───── INPUT DATA ─────

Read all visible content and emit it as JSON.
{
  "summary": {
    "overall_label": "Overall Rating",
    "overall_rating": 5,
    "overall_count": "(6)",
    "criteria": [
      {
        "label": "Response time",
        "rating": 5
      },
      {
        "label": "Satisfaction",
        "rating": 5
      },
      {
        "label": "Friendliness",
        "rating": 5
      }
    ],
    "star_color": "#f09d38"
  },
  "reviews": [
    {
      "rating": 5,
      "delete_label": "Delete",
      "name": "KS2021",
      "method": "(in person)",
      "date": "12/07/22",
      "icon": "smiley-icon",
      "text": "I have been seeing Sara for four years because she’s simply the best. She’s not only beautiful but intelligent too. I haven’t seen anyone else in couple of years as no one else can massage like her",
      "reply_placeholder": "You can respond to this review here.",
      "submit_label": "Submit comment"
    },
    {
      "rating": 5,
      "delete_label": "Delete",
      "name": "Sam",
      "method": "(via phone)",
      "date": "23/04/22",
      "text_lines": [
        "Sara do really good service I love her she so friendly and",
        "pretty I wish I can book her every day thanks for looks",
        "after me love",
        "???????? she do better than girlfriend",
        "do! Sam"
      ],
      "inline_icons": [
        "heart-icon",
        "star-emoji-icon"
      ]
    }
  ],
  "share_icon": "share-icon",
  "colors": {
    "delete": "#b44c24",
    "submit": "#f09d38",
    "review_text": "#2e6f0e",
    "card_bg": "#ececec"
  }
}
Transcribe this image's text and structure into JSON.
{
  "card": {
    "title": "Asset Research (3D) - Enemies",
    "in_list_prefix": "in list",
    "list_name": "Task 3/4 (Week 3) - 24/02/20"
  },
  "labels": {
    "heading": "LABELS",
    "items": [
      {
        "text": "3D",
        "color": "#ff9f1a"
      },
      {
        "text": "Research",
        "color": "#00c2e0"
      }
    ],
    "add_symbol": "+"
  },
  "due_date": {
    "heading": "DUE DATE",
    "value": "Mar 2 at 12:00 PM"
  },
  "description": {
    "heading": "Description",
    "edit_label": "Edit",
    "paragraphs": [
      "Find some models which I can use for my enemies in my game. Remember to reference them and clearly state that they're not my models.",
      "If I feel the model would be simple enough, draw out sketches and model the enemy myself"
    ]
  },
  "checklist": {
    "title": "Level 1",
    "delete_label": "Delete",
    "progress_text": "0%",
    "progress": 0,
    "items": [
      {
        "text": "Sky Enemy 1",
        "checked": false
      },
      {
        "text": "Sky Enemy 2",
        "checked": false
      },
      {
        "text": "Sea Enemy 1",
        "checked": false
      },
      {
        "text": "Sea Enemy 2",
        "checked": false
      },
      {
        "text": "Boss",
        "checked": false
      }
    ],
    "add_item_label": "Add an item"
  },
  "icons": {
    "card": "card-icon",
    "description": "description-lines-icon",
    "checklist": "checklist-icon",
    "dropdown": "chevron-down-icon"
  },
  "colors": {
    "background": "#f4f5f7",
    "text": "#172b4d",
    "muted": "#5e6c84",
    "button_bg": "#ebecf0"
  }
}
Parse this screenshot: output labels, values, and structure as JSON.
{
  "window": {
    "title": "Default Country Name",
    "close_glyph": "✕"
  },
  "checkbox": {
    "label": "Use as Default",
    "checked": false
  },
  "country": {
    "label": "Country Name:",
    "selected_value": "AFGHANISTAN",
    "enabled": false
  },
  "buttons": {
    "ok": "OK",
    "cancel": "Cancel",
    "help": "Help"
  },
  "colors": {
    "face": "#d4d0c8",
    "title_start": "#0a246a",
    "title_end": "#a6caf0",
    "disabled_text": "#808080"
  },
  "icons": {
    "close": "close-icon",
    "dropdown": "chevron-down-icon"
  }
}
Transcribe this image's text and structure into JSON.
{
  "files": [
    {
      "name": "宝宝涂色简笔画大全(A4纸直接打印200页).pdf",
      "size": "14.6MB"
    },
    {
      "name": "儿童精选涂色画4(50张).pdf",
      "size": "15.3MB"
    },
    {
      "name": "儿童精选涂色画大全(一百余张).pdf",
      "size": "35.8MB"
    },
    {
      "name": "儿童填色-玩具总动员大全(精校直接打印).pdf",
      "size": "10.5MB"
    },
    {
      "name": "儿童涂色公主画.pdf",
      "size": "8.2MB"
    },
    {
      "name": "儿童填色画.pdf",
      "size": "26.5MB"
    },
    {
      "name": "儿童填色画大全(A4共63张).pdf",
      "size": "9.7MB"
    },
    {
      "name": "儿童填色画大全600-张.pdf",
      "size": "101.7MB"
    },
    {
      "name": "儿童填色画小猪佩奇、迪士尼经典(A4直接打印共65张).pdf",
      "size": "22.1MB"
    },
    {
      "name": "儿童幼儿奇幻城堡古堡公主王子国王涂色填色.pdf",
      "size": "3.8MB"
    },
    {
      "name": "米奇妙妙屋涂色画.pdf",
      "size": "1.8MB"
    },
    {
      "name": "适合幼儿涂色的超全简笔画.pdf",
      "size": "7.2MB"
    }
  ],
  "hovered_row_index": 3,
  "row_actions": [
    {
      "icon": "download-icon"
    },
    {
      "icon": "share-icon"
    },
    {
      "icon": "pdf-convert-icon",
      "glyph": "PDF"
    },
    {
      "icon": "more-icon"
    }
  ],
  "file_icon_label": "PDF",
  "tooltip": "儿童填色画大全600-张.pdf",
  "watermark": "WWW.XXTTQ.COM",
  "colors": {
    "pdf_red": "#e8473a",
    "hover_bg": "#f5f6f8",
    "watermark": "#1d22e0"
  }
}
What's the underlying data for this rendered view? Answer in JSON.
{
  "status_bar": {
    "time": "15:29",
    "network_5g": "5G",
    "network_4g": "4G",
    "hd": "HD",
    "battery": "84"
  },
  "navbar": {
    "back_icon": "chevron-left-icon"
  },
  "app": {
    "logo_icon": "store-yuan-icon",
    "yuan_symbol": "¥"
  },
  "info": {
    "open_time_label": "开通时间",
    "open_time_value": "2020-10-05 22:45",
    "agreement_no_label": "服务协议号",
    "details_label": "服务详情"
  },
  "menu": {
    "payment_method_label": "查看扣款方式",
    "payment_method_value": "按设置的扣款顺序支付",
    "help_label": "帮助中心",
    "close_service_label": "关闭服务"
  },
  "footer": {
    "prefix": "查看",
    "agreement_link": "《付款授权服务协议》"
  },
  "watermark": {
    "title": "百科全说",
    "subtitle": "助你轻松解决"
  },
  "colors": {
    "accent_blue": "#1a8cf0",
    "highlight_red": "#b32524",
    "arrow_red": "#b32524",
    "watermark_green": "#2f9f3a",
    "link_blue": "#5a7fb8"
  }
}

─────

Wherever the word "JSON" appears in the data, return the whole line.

Read all visible content and emit it as JSON.
Transcribe this image's text and structure into JSON.
Parse this screenshot: output labels, values, and structure as JSON.
Transcribe this image's text and structure into JSON.
What's the underlying data for this rendered view? Answer in JSON.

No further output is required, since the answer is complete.